Search form

Donate Today

Play Video

PNW Explained

Why Your Favorite Seattle Landmark Isn’t Safe From the Bulldozer

A look at how Seattle decides to save or destroy a landmark.

September 11, 2018

Seattle has more than 400 officially designated landmarks, including buildings, boats and even a few historic clocks. Landmark designation is a public process involving the property owner, the city and members of the community. The process often requires negotiation. What portions of the site should be preserved? What elements can be altered or changed? And with whose permission?

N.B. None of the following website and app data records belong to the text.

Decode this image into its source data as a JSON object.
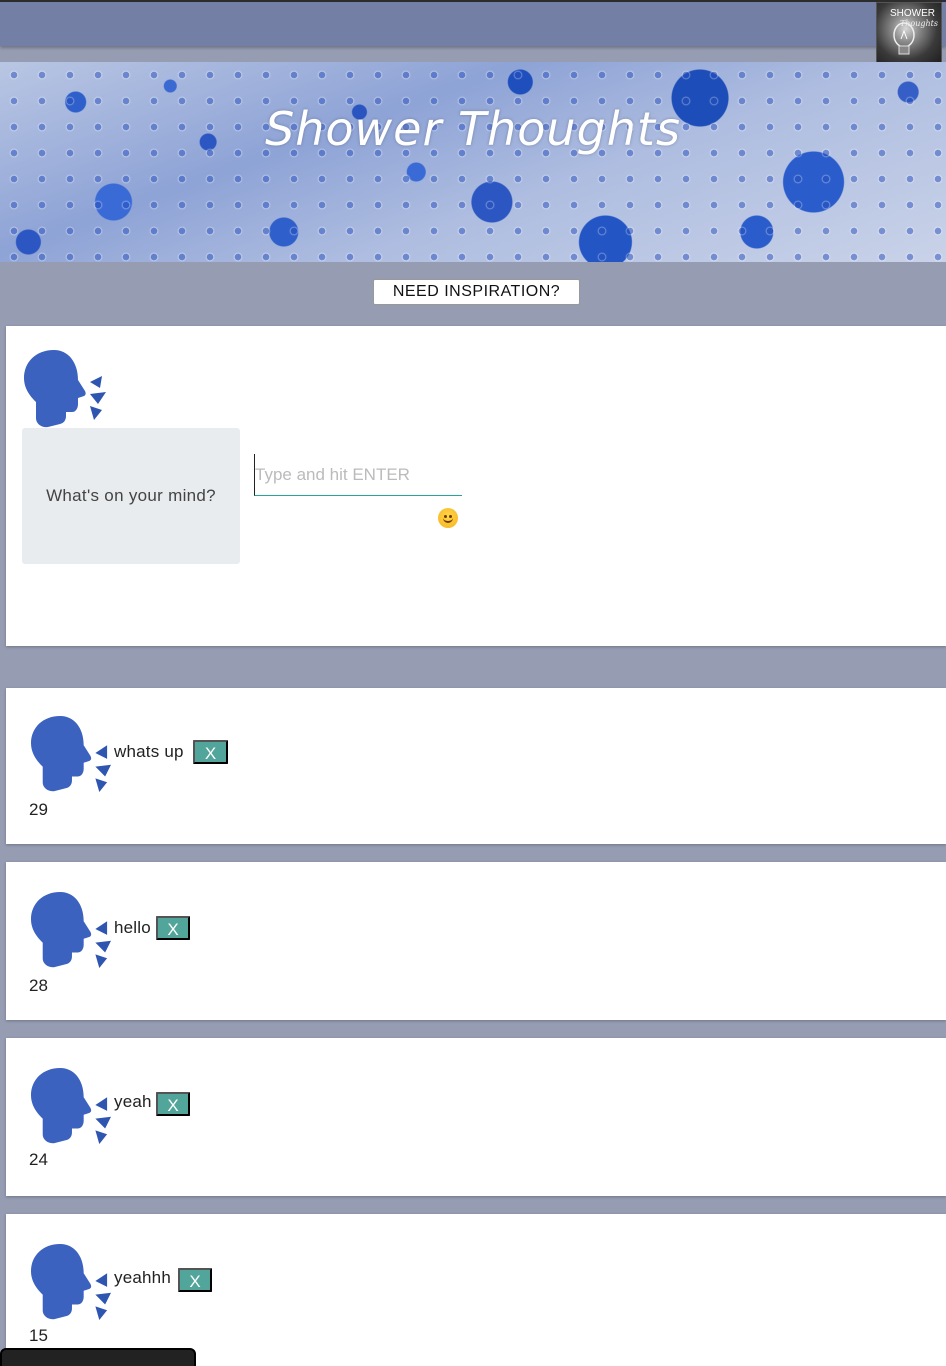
{
  "header": {
    "logo_line1": "SHOWER",
    "logo_line2": "Thoughts"
  },
  "banner": {
    "title": "Shower Thoughts"
  },
  "inspiration_button": "NEED INSPIRATION?",
  "composer": {
    "prompt": "What's on your mind?",
    "input_value": "",
    "input_placeholder": "Type and hit ENTER",
    "icons": [
      "head-speaking-icon",
      "smiley-emoji-icon"
    ]
  },
  "posts": [
    {
      "text": "whats up",
      "delete_label": "X",
      "count": "29"
    },
    {
      "text": "hello",
      "delete_label": "X",
      "count": "28"
    },
    {
      "text": "yeah",
      "delete_label": "X",
      "count": "24"
    },
    {
      "text": "yeahhh",
      "delete_label": "X",
      "count": "15"
    }
  ],
  "colors": {
    "page_bg": "#969db3",
    "top_bar": "#737fa4",
    "accent_teal": "#52a59b",
    "icon_blue": "#3a62be"
  }
}
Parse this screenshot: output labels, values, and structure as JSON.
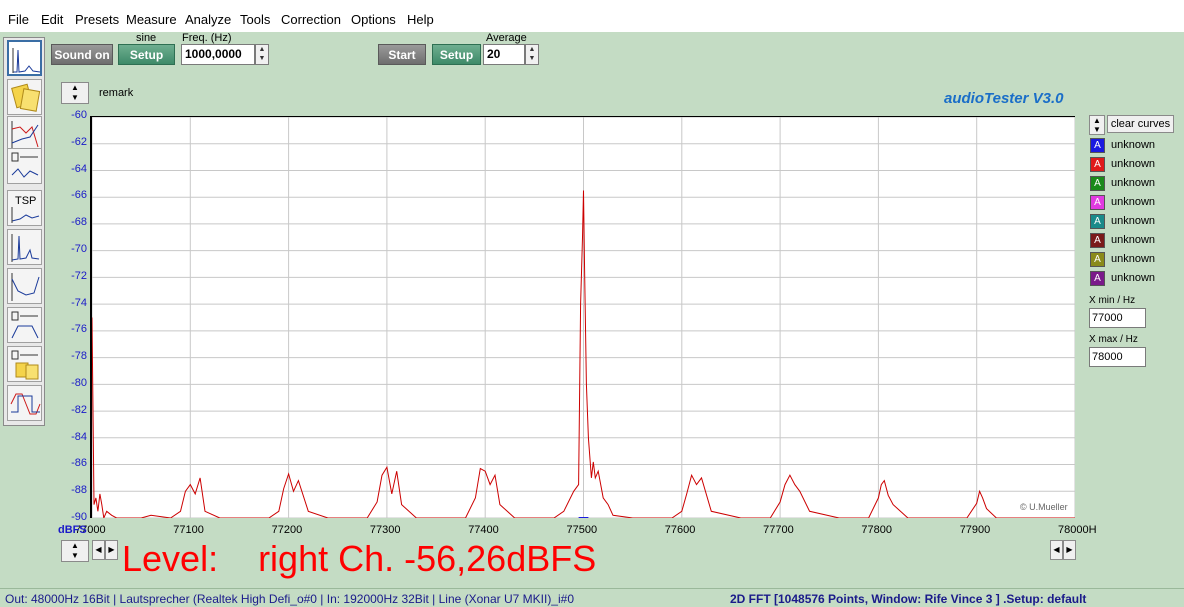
{
  "menu": [
    "File",
    "Edit",
    "Presets",
    "Measure",
    "Analyze",
    "Tools",
    "Correction",
    "Options",
    "Help"
  ],
  "toolbar": {
    "sound_on": "Sound on",
    "sine_label": "sine",
    "setup1": "Setup",
    "freq_label": "Freq. (Hz)",
    "freq_value": "1000,0000",
    "start": "Start",
    "setup2": "Setup",
    "average_label": "Average",
    "average_value": "20"
  },
  "remark": "remark",
  "brand": "audioTester  V3.0",
  "legend": {
    "clear_curves": "clear curves",
    "curves": [
      {
        "label": "unknown",
        "color": "#1a1ae0"
      },
      {
        "label": "unknown",
        "color": "#e01a1a"
      },
      {
        "label": "unknown",
        "color": "#1a8a1a"
      },
      {
        "label": "unknown",
        "color": "#e03ae0"
      },
      {
        "label": "unknown",
        "color": "#1a8a8a"
      },
      {
        "label": "unknown",
        "color": "#7a1a1a"
      },
      {
        "label": "unknown",
        "color": "#8a8a1a"
      },
      {
        "label": "unknown",
        "color": "#7a1a8a"
      }
    ],
    "xmin_label": "X min / Hz",
    "xmin_value": "77000",
    "xmax_label": "X max / Hz",
    "xmax_value": "78000"
  },
  "level_text": "Level:    right Ch. -56,26dBFS",
  "copyright": "© U.Mueller",
  "status": {
    "left": "Out: 48000Hz 16Bit  | Lautsprecher (Realtek High Defi_o#0  | In: 192000Hz 32Bit  | Line (Xonar U7 MKII)_i#0",
    "right": "2D FFT [1048576 Points, Window: Rife Vince 3 ]  .Setup:  default"
  },
  "chart_data": {
    "type": "line",
    "ylabel": "dBFS",
    "xlim": [
      77000,
      78000
    ],
    "ylim": [
      -90,
      -60
    ],
    "x_ticks": [
      "77000",
      "77100",
      "77200",
      "77300",
      "77400",
      "77500",
      "77600",
      "77700",
      "77800",
      "77900",
      "78000H"
    ],
    "y_ticks": [
      "-60",
      "-62",
      "-64",
      "-66",
      "-68",
      "-70",
      "-72",
      "-74",
      "-76",
      "-78",
      "-80",
      "-82",
      "-84",
      "-86",
      "-88",
      "-90"
    ],
    "grid": true,
    "series": [
      {
        "color": "#cc0000",
        "x": [
          77000,
          77002,
          77004,
          77006,
          77008,
          77010,
          77012,
          77015,
          77020,
          77025,
          77030,
          77040,
          77050,
          77060,
          77080,
          77090,
          77095,
          77100,
          77105,
          77110,
          77115,
          77130,
          77150,
          77180,
          77190,
          77195,
          77200,
          77205,
          77210,
          77220,
          77240,
          77260,
          77280,
          77290,
          77295,
          77300,
          77305,
          77310,
          77315,
          77330,
          77360,
          77380,
          77390,
          77395,
          77400,
          77405,
          77410,
          77415,
          77430,
          77450,
          77470,
          77480,
          77490,
          77495,
          77497,
          77499,
          77500,
          77501,
          77503,
          77505,
          77508,
          77510,
          77512,
          77515,
          77520,
          77525,
          77530,
          77550,
          77570,
          77590,
          77600,
          77605,
          77610,
          77615,
          77620,
          77630,
          77660,
          77690,
          77700,
          77705,
          77710,
          77715,
          77720,
          77730,
          77760,
          77790,
          77800,
          77803,
          77806,
          77810,
          77815,
          77830,
          77870,
          77890,
          77900,
          77903,
          77906,
          77910,
          77920,
          77950,
          78000
        ],
        "y": [
          -75,
          -89,
          -88.5,
          -89.5,
          -88.2,
          -89,
          -90,
          -89.5,
          -89.8,
          -90,
          -90,
          -90,
          -90,
          -89.8,
          -90,
          -89.5,
          -88,
          -87.5,
          -88.2,
          -87,
          -89.5,
          -90,
          -90,
          -90,
          -89.5,
          -87.8,
          -86.7,
          -88,
          -87.2,
          -89.5,
          -90,
          -90,
          -90,
          -88.8,
          -86.8,
          -86.2,
          -88.2,
          -86.5,
          -89,
          -90,
          -90,
          -90,
          -88.5,
          -86.3,
          -86.5,
          -87.5,
          -86.8,
          -89,
          -90,
          -90,
          -90,
          -89.5,
          -88,
          -87.5,
          -74,
          -69,
          -65.5,
          -71,
          -80,
          -84,
          -87,
          -85.8,
          -87,
          -86.5,
          -88.5,
          -89,
          -89.8,
          -90,
          -90,
          -90,
          -89.5,
          -88.2,
          -86.8,
          -87.5,
          -87,
          -89.5,
          -90,
          -90,
          -88.8,
          -87.5,
          -86.8,
          -87.5,
          -88,
          -89.5,
          -90,
          -90,
          -88.5,
          -87.5,
          -87.2,
          -88.3,
          -89,
          -90,
          -90,
          -90,
          -88.9,
          -88,
          -88.5,
          -89.3,
          -90,
          -90,
          -90
        ]
      },
      {
        "color": "#1a1ae0",
        "x": [
          77495,
          77500,
          77505
        ],
        "y": [
          -90,
          -90,
          -90
        ]
      }
    ]
  }
}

The city’s Landmarks Preservation Board also weighs the structure’s age, its architectural integrity or significance, and its cultural or political heritage before making a recommendation for official designation. In rare cases, a landmark may still end up being demolished. Jeffrey Ochsner, a professor of architecture at the University of Washington, dives into some of the gray areas of landmark preservation in Seattle.  



SUPPORTED BY



Eric Keto

From the Oregon Coast to the North Slope of Alaska, Eric enjoys telling stories from the western edge of the country. His nonfiction video work has been featured on The Atlantic, PBS NewsHour and Alaska Public Media.

More stories by Eric Keto